The gravity of the situation has compelled concerned global communities to innovate as efficiently and rapidly as possible. Apart from the companies we have mentioned above, the World Economic Forum has taken note of multiple other initiatives. We will conclude by taking a brief look at some of them since they create hope and optimism for a cleaner future. 

Chemolex company, a social enterprise, and Smart Villages, a non-profit initiative, helped put up ten plastic capture devices along the Athi River and its tributaries, the Nairobi and Ngong Rivers. Not only has the solution helped divert more than 1,000 tonnes from Kenya's waterways, but the diverted materials have helped create plastic fencing poles, pavement tiles, flooring, and roofing for building constructions. 

The solution uses a conveyor mechanism, and so do the Kingston Harbour interceptors in Jamaica. The Jamaican interceptors, deployed by the Netherlands-based not-for-profit The Ocean Cleanup, utilize a barrier and conveyor system for the waste to be halted and extracted from gullies and returned to shore for recycling or efficient disposal.w

Cleaning waterbeds of plastics has also attracted the use of AI. For instance, a Panama-based non-profit, Marea Verde, has installed a water-wheel-powered waste capture system customized for the Juan Díaz River. AI helps the system categorize the trash and improve its data collection capabilities. The solution has already collected more than twenty-1.3 cubic meter bags of plastic bottles. 

While solutions have been as sophisticated as to use AI, they have been as simple as being built out of bamboo. The Song Hong River in Vietnam has seen the installation of plastic waste traps with two floating booms with mesh that guide floating waste to a trap connected to the riverbank. Within the first four months of its installation, the solution had seen the removal of more than 450 kilograms of floating waste from the waterway. 

The diversity of solutions indicates that although the problem is significantly widespread, there are many ways to tackle it. We must also remember that the lack of recycling facilities is another challenge that innovative waste collection solutions must address.

One estimate says that out of 8.3 billion tonnes of plastic produced by humans to date, only 9% could be resolved. In essence, we need to come up with solutions that not only capture plastic waste and stop it from going underwater but also help us recycle it to meet many of our needs. This market of potential regenerative solutions was as big as 3 trillion pounds sterlings in 2020. It will grow further. 

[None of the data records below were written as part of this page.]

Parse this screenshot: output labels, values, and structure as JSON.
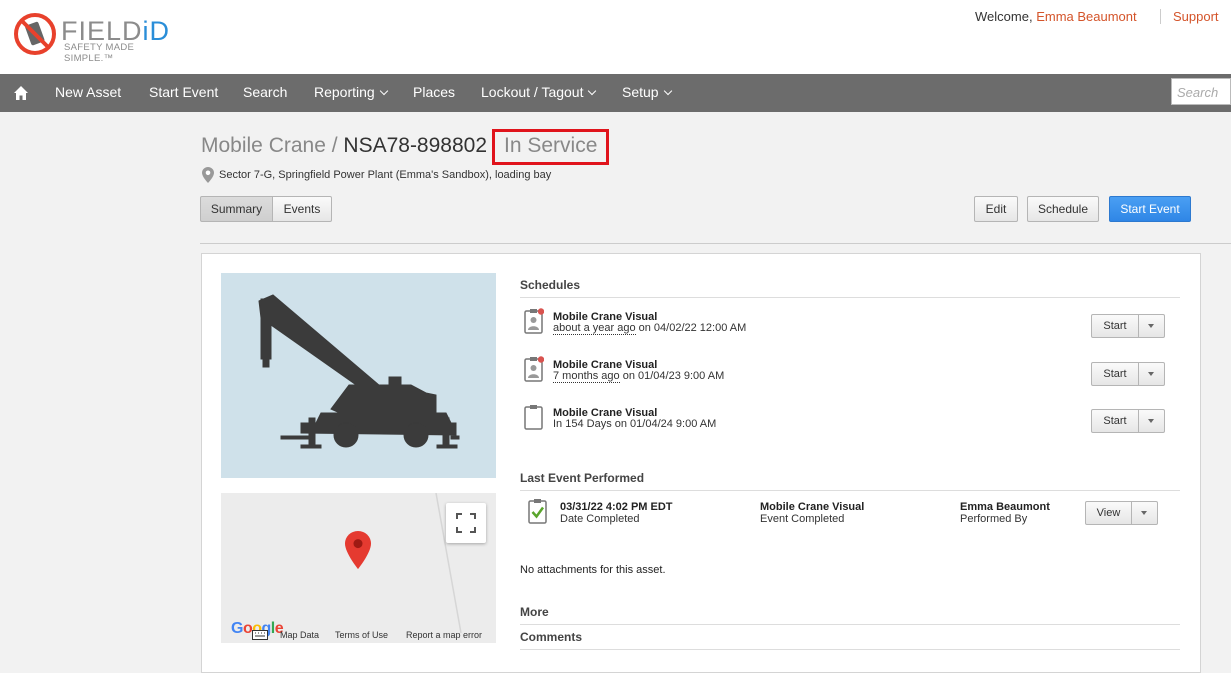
{
  "header": {
    "logo_text": "FIELD",
    "logo_accent": "iD",
    "logo_tagline": "SAFETY MADE SIMPLE.™",
    "welcome_label": "Welcome,",
    "user_name": "Emma Beaumont",
    "support_label": "Support"
  },
  "nav": {
    "items": [
      "New Asset",
      "Start Event",
      "Search",
      "Reporting",
      "Places",
      "Lockout / Tagout",
      "Setup"
    ],
    "search_placeholder": "Search"
  },
  "asset": {
    "type": "Mobile Crane /",
    "serial": "NSA78-898802",
    "status": "In Service",
    "location": "Sector 7-G, Springfield Power Plant (Emma's Sandbox), loading bay"
  },
  "tabs": [
    "Summary",
    "Events"
  ],
  "actions": {
    "edit": "Edit",
    "schedule": "Schedule",
    "start_event": "Start Event"
  },
  "schedules": {
    "heading": "Schedules",
    "items": [
      {
        "name": "Mobile Crane Visual",
        "relative": "about a year ago",
        "date": " on 04/02/22 12:00 AM",
        "button": "Start"
      },
      {
        "name": "Mobile Crane Visual",
        "relative": "7 months ago",
        "date": " on 01/04/23 9:00 AM",
        "button": "Start"
      },
      {
        "name": "Mobile Crane Visual",
        "relative": "",
        "date": "In 154 Days on 01/04/24 9:00 AM",
        "button": "Start"
      }
    ]
  },
  "last_event": {
    "heading": "Last Event Performed",
    "date": "03/31/22 4:02 PM EDT",
    "date_label": "Date Completed",
    "event_name": "Mobile Crane Visual",
    "event_label": "Event Completed",
    "performer": "Emma Beaumont",
    "performer_label": "Performed By",
    "view_button": "View"
  },
  "attachments_text": "No attachments for this asset.",
  "more_heading": "More",
  "comments_heading": "Comments",
  "map": {
    "google": "Google",
    "map_data": "Map Data",
    "terms": "Terms of Use",
    "report": "Report a map error"
  },
  "colors": {
    "nav_bg": "#6c6c6c",
    "accent": "#d4542a",
    "primary_button": "#2f86e6",
    "status_outline": "#e0141c"
  }
}
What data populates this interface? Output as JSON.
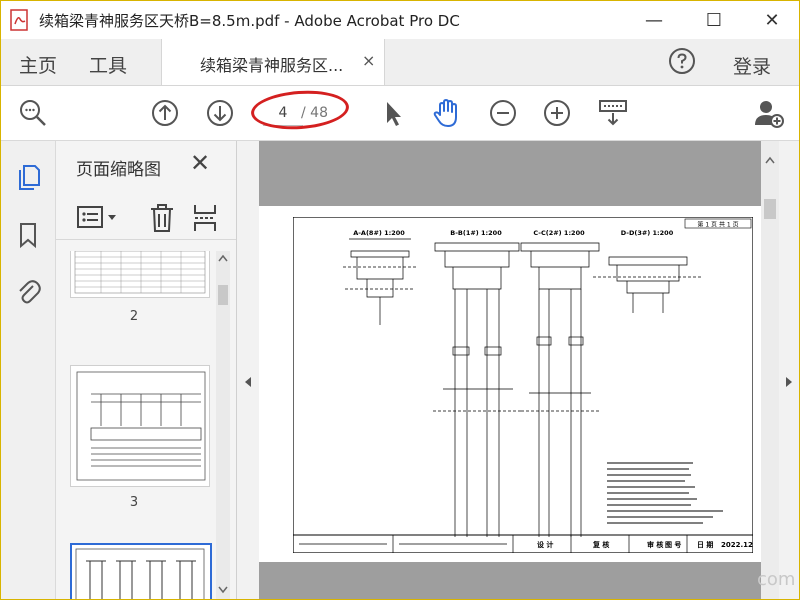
{
  "window": {
    "title": "续箱梁青神服务区天桥B=8.5m.pdf - Adobe Acrobat Pro DC",
    "minimize_glyph": "—",
    "maximize_glyph": "☐",
    "close_glyph": "✕"
  },
  "tabs": {
    "home": "主页",
    "tools": "工具",
    "document": "续箱梁青神服务区...",
    "document_close": "×",
    "login": "登录"
  },
  "toolbar": {
    "current_page": "4",
    "total_pages": "/ 48",
    "accent": "#2e6bd6",
    "annotation": "#d42020"
  },
  "thumbnails_panel": {
    "title": "页面缩略图",
    "close": "✕",
    "pages": [
      {
        "label": "2"
      },
      {
        "label": "3"
      }
    ]
  },
  "drawing": {
    "sections": [
      {
        "title": "A-A(8#) 1:200"
      },
      {
        "title": "B-B(1#) 1:200"
      },
      {
        "title": "C-C(2#) 1:200"
      },
      {
        "title": "D-D(3#) 1:200"
      }
    ],
    "sheet_label": "第 1 页 共 1 页",
    "title_block": {
      "designer_col": "设 计",
      "checker_col": "复 核",
      "reviewer_col": "审 核",
      "drawing_no": "图 号",
      "date_label": "日 期",
      "date_value": "2022.12"
    }
  },
  "watermark": "com"
}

We can, therefore, reasonably expect more investments flowing in this direction. While innovative startups will continue to be the microcosms of this space, they would also have to incorporate large tech companies that can invest their resources to scale up the solutions globally in a very short time. 

Click here for the list of five best bioplastic companies.

Gaurav started trading cryptocurrencies in 2017 and has fallen in love with the crypto space ever since. His interest in everything crypto turned him into a writer specializing in cryptocurrencies and blockchain. Soon he found himself working with crypto companies and media outlets. He is also a big-time Batman fan.